I want to start off by saying that all the problems I have with the community, in the grand scheme, aren’t that serious. This post isn’t meant to stir up controversy or to tell people what they can and can’t do. These are just little things that annoy me, nothing more, nothing less. If you want to read my bigger problems with the community and industry itself, be sure to read my post here.
1. Misuse of the word couture.
In the modern era, couture has become a buzzword, one that most people don’t bat an eyelash at anymore. It has become completely devoid of meaning; a lot of folks using it don’t even know the definition anymore. To put it in the simplest way possible, couture is the business of creating custom fit clothing. Decades ago, before fast fashion grabbed the market by its neck, couture was a word that could only be applied to houses approved by a select committee. I know that sounds crazy to some of you, but it’s totally true. So in short, please be a little less loose with your word usage.
2. Confusion of runway styles with ready to wear.
When a designer presents their new f/w or s/s collection to the world, more often than not, they aren’t intending to show you looks you could snatch right off the runway and wear. To me, runway shows are a showcase for designers to give you their best looks of the season and what maybe to expect their artistic vision to look like. A lot of the time, this is where colors, patterns, and fabric predictions for ready to wear come from. But, like I said earlier, this is in no way a direct preview of what you will be able to buy. Especially if you’re attending an haute couture or avant-garde show. Don’t think that Junya Watanabe wants you to walk down the streets of your local city with a space helmet on your head.
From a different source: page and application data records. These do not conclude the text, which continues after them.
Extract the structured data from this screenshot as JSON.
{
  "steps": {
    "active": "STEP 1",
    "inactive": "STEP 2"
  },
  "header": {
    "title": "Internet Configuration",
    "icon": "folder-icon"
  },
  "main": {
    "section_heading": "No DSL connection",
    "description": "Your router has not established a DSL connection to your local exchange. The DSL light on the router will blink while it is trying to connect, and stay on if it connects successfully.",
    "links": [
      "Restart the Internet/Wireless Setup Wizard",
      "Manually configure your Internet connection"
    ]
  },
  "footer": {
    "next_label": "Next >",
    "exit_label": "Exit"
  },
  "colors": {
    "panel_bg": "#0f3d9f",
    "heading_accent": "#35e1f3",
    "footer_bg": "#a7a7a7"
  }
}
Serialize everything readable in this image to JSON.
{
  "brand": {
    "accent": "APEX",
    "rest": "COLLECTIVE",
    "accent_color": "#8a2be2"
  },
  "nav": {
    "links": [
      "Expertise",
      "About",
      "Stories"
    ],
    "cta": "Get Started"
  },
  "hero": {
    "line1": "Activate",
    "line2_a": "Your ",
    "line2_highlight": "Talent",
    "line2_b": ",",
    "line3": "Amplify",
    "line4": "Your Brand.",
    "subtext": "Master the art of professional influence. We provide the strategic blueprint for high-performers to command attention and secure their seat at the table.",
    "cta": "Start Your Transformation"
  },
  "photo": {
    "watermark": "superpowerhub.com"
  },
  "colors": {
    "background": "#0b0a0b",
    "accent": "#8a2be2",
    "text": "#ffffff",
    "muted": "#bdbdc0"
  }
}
3. Thrift store stigma
This problem may actually be a bigger one, stemming from society’s view of thrift stores as a place for poor folks, but I don’t have enough evidence to back that claim up. In any case, you could stop 15 people on the street and ask them if they shop at thrift stores and at least 50% of them would say no. Why is this? Well, even in mainstream media, thrift stores are marketed as locations where clothing goes to die. They’re viewed as the island of misfit toys, housing clothing not even your worst enemy would want to wear. But is this really the case? As someone who almost exclusively shops at thrift stores, I can debunk this claim. While you do have to dig through racks and racks of clothing, you can find cheaper (not in quality, the way fast fashion is cheap) versions of today’s trendy clothing. You can also find a lot of striking clothing to start your own trends with. The world is your oyster and thrift stores are your pearl!
4. Infallibility of fashion designers
Every industry has those people who seem to be loved by all. They have a heavy following of folks who view them as gods and goddesses of their field, and who believe that they can do no wrong. Having a cult-like attitude towards a specific designer isn’t wrong in and of itself, but ignoring their wrong doings is what I have beef with. Those designers are real people, just like you and I, and should be looked at as such. Sure, their craft evokes emotions in you that may seem a bit strange to some, but they are not and should not be looked at as perfect beings free of problematic ideas. Hold that designer accountable when they do something wrong, and let them know when they’ve screwed up in the most appropriate way possible. Do not turn the other cheek and pretend it never happened. They can’t learn unless you let them know they screwed up, and why. Ultimately though, the will for change is up to them.
So, what are some of your annoyances with the fashion community? Do you agree or disagree with my points? Let me know in the comments below!